Holbein’s early work shows a strong anti-Roman tendency. Similar to other humanists in Basel, he desired church reform but hesitated to fully break with the traditional faith, fearing that the Reformation might promote popular opposition. However, until the Peasant War, Holbein can be seen as supportive of the reformist movement. He created woodcuts that denounced the papacy and the sale of indulgences and depicted fighting peasants. Most notably, his cycle The Dance of Death, created during the Peasant War, contains profoundly anti-clerical and democratic statements. The Dance of Death genre had been passed down since the fourteenth century, but Holbein infused his depictions with the spirit of the Reformation.
It is striking how many clergy and secular authorities are claimed by Death here. They are typically portrayed as well-fed and indifferent to the suffering of the people. The impoverished common people are visited by Death while working. The Duke is captured by Death at the moment he rejects a starving woman with her child; the Senator pays no attention to the beggar; the devil of pride sits on his shoulder. The Judge is bribed by the rich, while a poor man stands helplessly at the edge of the image. The judge’s staff is in the hand of Death.
The Lawyer too is bribed by a wealthy citizen, while the poor man watches powerlessly with his hat in hand. The Rich Man, with the features of Jakob Fugger, sits over his treasures in the cellar with heavily barred windows, where Death finds him.
On another sheet the Merchant’s splendid trading ships lie in the harbour, their flags flying in the wind, favouring trade. Goods from all over the world are unloaded, securely packed, soon to be turned into profit. But here too Death pulls at the merchant’s coat while he vainly clings to the packaging ropes.
Death takes the Nun in her cell in front of the altar as she turns to her lover, seated on her bed. In the image The Young Child, a woman with children in a miserable hut prepares soup over an open fire; Death takes her youngest. The Ploughman, barefoot and ragged behind the plough, is too weak to dig deep furrows. Death drives the horses, and the peasant works until his end. For him, a peaceful, sunny landscape with a village on the horizon suggests Paradise, perhaps joined with Thomas More’s earthly Utopia, the island without a place for the wealthy, where private property is abolished.
In his final years in London, Holbein, as a court painter, became a celebrated artist who portrayed the rich and powerful, designed decorations for court festivities, and created jewellery, plates, and other valuable objects. His paintings of the royal family and the nobility testify to the royal court during the time when King Henry solidified his control over the Church of England, separating it from the Roman Church and the papacy. Holbein increasingly distanced himself from his humanist positions, to the great disappointment of Erasmus.

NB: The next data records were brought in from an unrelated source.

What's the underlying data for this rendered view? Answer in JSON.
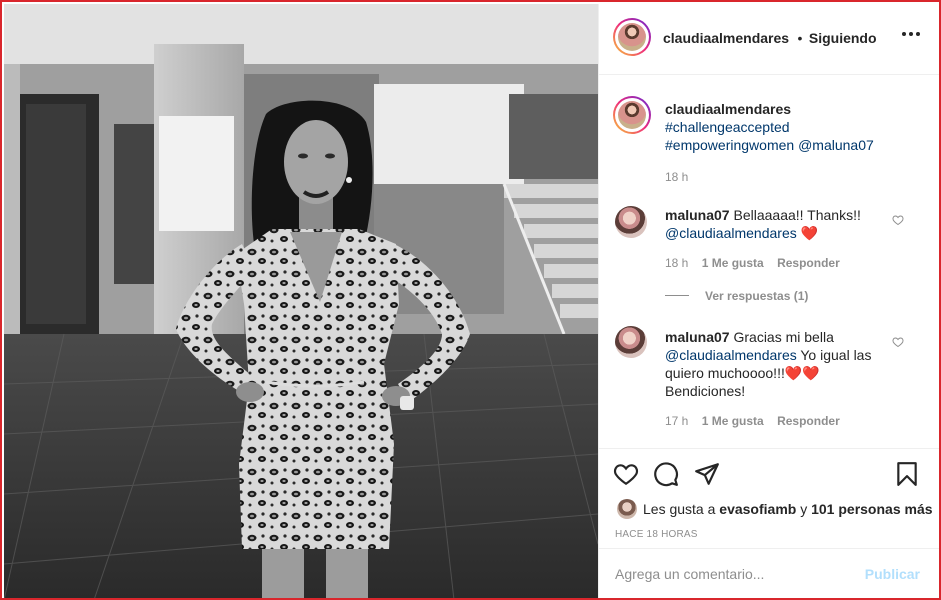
{
  "post": {
    "username": "claudiaalmendares",
    "separator": "•",
    "follow_status": "Siguiendo",
    "more_icon": "more-horizontal-icon"
  },
  "caption": {
    "username": "claudiaalmendares",
    "tag1": "#challengeaccepted",
    "tag2": "#empoweringwomen",
    "mention": "@maluna07",
    "time": "18 h"
  },
  "comments": [
    {
      "username": "maluna07",
      "text_line1": "Bellaaaaa!! Thanks!!",
      "mention": "@claudiaalmendares",
      "emoji": "❤️",
      "time": "18 h",
      "likes": "1 Me gusta",
      "reply": "Responder",
      "view_replies": "Ver respuestas (1)"
    },
    {
      "username": "maluna07",
      "text_line1": "Gracias mi bella",
      "mention": "@claudiaalmendares",
      "text_after_mention": " Yo igual las",
      "text_line3": "quiero muchoooo!!!",
      "emoji": "❤️❤️",
      "text_line4": "Bendiciones!",
      "time": "17 h",
      "likes": "1 Me gusta",
      "reply": "Responder"
    }
  ],
  "likes_line": {
    "prefix": "Les gusta a ",
    "user": "evasofiamb",
    "connector": " y ",
    "others": "101 personas más"
  },
  "timestamp": "HACE 18 HORAS",
  "comment_box": {
    "placeholder": "Agrega un comentario...",
    "publish_label": "Publicar"
  },
  "colors": {
    "frame_border": "#d9262c",
    "link": "#00376b",
    "muted": "#8e8e8e",
    "heart": "#ed4956",
    "publish_disabled": "#b2dffc"
  }
}
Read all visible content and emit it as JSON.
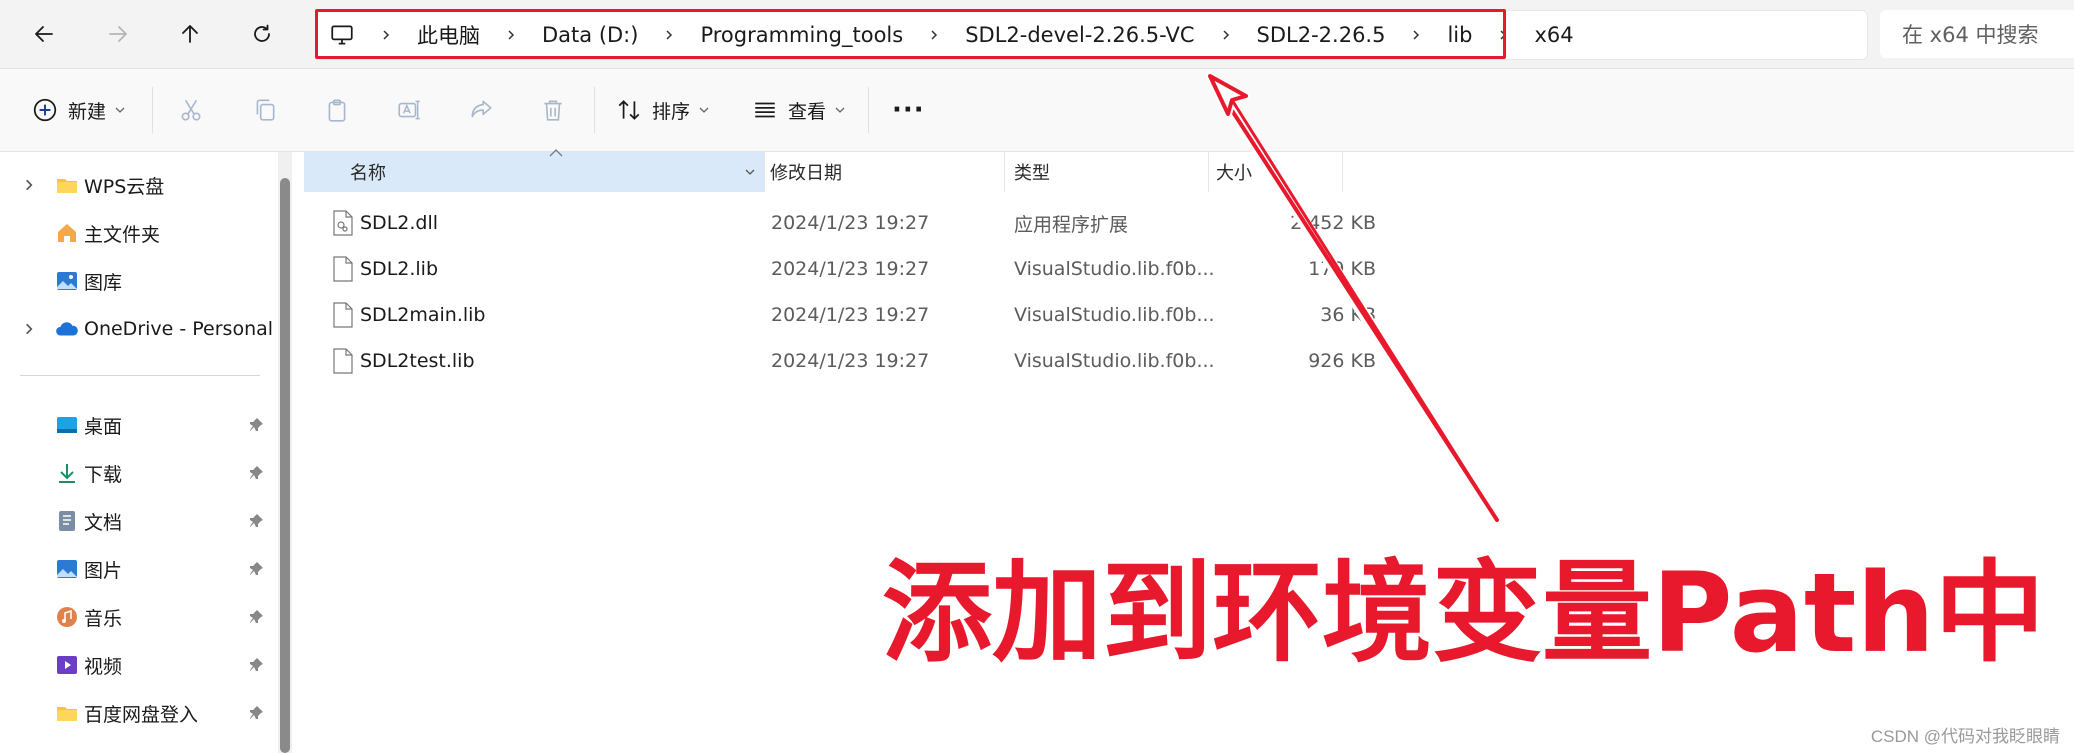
{
  "address_bar": {
    "crumbs": [
      "此电脑",
      "Data (D:)",
      "Programming_tools",
      "SDL2-devel-2.26.5-VC",
      "SDL2-2.26.5",
      "lib",
      "x64"
    ],
    "search_placeholder": "在 x64 中搜索"
  },
  "toolbar": {
    "new_label": "新建",
    "sort_label": "排序",
    "view_label": "查看",
    "more_label": "···"
  },
  "sidebar": {
    "top_items": [
      {
        "label": "WPS云盘",
        "icon": "folder-icon"
      },
      {
        "label": "主文件夹",
        "icon": "home-icon"
      },
      {
        "label": "图库",
        "icon": "gallery-icon"
      },
      {
        "label": "OneDrive - Personal",
        "icon": "cloud-icon"
      }
    ],
    "pinned_items": [
      {
        "label": "桌面",
        "icon": "desktop-icon"
      },
      {
        "label": "下载",
        "icon": "download-icon"
      },
      {
        "label": "文档",
        "icon": "document-icon"
      },
      {
        "label": "图片",
        "icon": "pictures-icon"
      },
      {
        "label": "音乐",
        "icon": "music-icon"
      },
      {
        "label": "视频",
        "icon": "video-icon"
      },
      {
        "label": "百度网盘登入",
        "icon": "folder-icon"
      }
    ]
  },
  "file_list": {
    "columns": [
      "名称",
      "修改日期",
      "类型",
      "大小"
    ],
    "rows": [
      {
        "name": "SDL2.dll",
        "date": "2024/1/23 19:27",
        "type": "应用程序扩展",
        "size": "2,452 KB",
        "icon": "dll-file-icon"
      },
      {
        "name": "SDL2.lib",
        "date": "2024/1/23 19:27",
        "type": "VisualStudio.lib.f0b...",
        "size": "179 KB",
        "icon": "file-icon"
      },
      {
        "name": "SDL2main.lib",
        "date": "2024/1/23 19:27",
        "type": "VisualStudio.lib.f0b...",
        "size": "36 KB",
        "icon": "file-icon"
      },
      {
        "name": "SDL2test.lib",
        "date": "2024/1/23 19:27",
        "type": "VisualStudio.lib.f0b...",
        "size": "926 KB",
        "icon": "file-icon"
      }
    ]
  },
  "annotation": {
    "text": "添加到环境变量Path中",
    "color": "#e8192c"
  },
  "watermark": "CSDN @代码对我眨眼睛"
}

The political and religious climate in England had drastically changed. In 1532 King Henry challenged the authority of the Pope when he annulled his marriage to Catherine of Aragon to marry Anne Boleyn. More opposed this move and in May 1532 resigned from his office as Lord Chancellor (supreme judge and adviser to the monarch). In 1535 More was beheaded. To Erasmus’s great disappointment, Holbein distanced himself from More’s humanist circles and found patrons among the new power circles.
Holbein died 480 years ago, in October or November 1543, at the age of forty-five.